“There’s no gravity in space.”
“Oh yes there is.”
“No there isn’t,” Gregory said leaning forward.
“Yes,” Jennifer insisted with both hands on her hips. “There is!”
Gregory raised his voice. “I don’t get you. Our whole lives we’ve seen movies and videos of astronauts floating around inside and outside the shuttle or space station. And they’re always talking about zero-gravity and weightlessness. You’ve seen how their food floats…”
Jennifer raised both hands above her head and lowered them. “That’s because they’re all falling.”

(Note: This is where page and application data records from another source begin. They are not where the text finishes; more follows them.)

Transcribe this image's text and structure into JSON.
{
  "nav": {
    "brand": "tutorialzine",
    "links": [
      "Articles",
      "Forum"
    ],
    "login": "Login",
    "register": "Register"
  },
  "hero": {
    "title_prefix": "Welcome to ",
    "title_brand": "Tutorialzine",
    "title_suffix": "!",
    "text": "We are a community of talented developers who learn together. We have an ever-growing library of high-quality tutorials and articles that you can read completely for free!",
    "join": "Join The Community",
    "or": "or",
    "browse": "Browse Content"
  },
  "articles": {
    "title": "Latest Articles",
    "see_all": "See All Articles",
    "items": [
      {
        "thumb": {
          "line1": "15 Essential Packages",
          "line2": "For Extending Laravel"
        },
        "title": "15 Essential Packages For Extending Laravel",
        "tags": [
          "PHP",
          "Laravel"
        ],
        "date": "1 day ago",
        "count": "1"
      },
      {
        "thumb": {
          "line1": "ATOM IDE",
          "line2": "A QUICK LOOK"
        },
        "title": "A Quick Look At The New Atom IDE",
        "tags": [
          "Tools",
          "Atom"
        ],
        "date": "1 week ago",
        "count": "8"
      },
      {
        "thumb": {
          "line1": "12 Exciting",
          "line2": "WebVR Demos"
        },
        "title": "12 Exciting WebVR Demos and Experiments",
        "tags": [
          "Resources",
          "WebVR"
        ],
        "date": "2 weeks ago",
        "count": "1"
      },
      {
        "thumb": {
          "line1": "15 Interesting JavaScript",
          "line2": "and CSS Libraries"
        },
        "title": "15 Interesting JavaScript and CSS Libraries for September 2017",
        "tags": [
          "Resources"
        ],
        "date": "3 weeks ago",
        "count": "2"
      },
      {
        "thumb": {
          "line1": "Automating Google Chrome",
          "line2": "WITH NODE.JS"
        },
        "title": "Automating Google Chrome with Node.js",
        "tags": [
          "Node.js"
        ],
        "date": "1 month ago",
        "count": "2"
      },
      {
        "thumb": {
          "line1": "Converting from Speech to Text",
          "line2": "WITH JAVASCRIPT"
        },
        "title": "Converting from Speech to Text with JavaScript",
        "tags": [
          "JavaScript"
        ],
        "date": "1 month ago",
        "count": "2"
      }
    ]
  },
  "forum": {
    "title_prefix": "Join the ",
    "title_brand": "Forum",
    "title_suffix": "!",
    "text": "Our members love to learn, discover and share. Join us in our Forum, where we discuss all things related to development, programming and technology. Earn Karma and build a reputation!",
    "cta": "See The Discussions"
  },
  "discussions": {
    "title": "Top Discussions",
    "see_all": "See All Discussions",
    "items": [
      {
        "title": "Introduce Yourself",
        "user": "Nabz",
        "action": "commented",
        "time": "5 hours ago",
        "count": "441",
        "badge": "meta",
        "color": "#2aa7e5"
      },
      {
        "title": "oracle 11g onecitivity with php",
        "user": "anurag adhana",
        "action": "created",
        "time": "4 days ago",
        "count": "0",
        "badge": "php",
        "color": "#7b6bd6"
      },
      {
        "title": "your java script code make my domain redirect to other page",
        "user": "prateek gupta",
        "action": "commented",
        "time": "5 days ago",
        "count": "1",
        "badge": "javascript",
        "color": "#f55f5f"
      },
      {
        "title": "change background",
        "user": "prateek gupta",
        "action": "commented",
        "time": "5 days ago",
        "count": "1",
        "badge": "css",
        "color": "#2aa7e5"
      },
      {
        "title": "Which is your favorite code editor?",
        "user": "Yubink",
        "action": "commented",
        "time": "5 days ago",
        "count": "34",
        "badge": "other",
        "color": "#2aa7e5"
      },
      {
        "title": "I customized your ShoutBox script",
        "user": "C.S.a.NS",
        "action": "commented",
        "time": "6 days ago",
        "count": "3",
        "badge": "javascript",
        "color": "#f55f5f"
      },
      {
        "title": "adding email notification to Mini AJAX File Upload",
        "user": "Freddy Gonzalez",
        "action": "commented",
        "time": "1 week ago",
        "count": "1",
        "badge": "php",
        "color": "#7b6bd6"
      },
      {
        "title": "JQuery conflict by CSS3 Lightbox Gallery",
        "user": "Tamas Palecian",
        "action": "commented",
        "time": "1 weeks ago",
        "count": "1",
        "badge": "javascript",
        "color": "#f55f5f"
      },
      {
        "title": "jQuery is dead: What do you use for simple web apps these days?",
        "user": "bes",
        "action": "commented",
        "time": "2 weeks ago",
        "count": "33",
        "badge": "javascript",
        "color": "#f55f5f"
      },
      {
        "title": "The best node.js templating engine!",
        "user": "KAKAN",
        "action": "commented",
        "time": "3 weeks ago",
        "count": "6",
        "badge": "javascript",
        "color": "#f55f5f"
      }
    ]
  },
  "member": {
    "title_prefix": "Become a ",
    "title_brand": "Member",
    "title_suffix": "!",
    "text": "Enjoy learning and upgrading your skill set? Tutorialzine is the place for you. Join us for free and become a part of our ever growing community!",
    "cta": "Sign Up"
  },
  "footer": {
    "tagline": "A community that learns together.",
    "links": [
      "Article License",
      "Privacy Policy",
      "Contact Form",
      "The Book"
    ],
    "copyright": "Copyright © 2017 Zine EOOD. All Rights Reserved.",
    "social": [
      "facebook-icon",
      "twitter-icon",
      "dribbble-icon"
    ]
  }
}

“What do ya’ mean they’re all falling.” Gregory lowered his eyebrows. “They stay up in space for weeks. When they’re in the vacuum of space, there is no gravity. I don’t know exactly how to explain it, but my dad’s an engineer. He’ll know what’s going on.”
Gregory couldn’t focus on his homework thinking about the argument he had with his friend after class that day. He picked up his pen quickly and lowered his head when he heard a familiar knock on his bedroom door.
“Who is it?”
“Oh, come in.”
“You getting your homework done?”
Mr. Jackson, a thin, medium height man with dark hair on both sides of a balding head, entered the room. “You doing biology, or history?” Mr. Jackson pulled up a chair and sat next to Gregory.
“I wish. I can’t focus. You need to help me solve an argument with Jenn.”
“Oh, Jennifer is this girl in my biology class.”
“I’m a mechanical engineer,” Mr. Jackson said, “not a biologist, but I’ll give it a try. So what’s the problem.”
“It’s not about biology. She thinks that when you get out into space, there’s gravity out there. I tried to explain it to her but she thinks she’s so smart.”
Mr. Jackson opened his mouth, but closed it again, and just shifted his position and listened.
“She thinks everything in space is just somehow falling forever and never crashing into the Earth.” Gregory noticed his fathers unusual patience and stopped, turning is his dad’s direction. “So how would you explain it, you have a master’s degree.”
“Boy, this is kind’a embarrasing.” Mr. Jackson squinted and pinched his chin.
“No kidding,” Gregory said. “Have you ever had to tell a girl she’s wrong.”
“No,” Mr. Jackson said as he scratched the skin on the top of his head. “I mean, I didn’t realize I never explained this to you.”
“I thought,” Mr. Jackson said and paused. “I thought you understood Newtons laws, and gravity. I thought everyone understood.”
Gregory didn’t know what to say.
Mr. Jackson looked his son straight in the eye. “It takes gravity to keep spacecrafts in orbit.”
“To keep them in orbit? But I thought…,” Gregory said.
“Actually,” Mr. Jackson continued, “there is gravity everywhere. Where ever there are planets, moons, or galaxies, where ever there is mass in the neighborhood of space, there is gravity.”
Gregory’s jaw hung wide open. “So they ARE falling. Then why doesn’t the space craft and the astronauts fall all the way back to the Earth?”
“The Earth is pulling on the space craft almost as much as the Earth is pulling on you right now.” Mr. Jackson reached and grabbed a football from Gregory’s dresser and began tossing it a few feet in the air. “Notice how this ball falls back toward the Earth each time I throw it up.”
Gregory raised an eyebrow and compressed his lips.
“The question you should ask,” Mr. Jackson explained to Gregory, “is, if as you say, there were no gravity in space, and the space station were orbiting around the Earth every couple hours, what keeps it from flying off into deep space? Why does it keep going in a circle?”
(To be continued)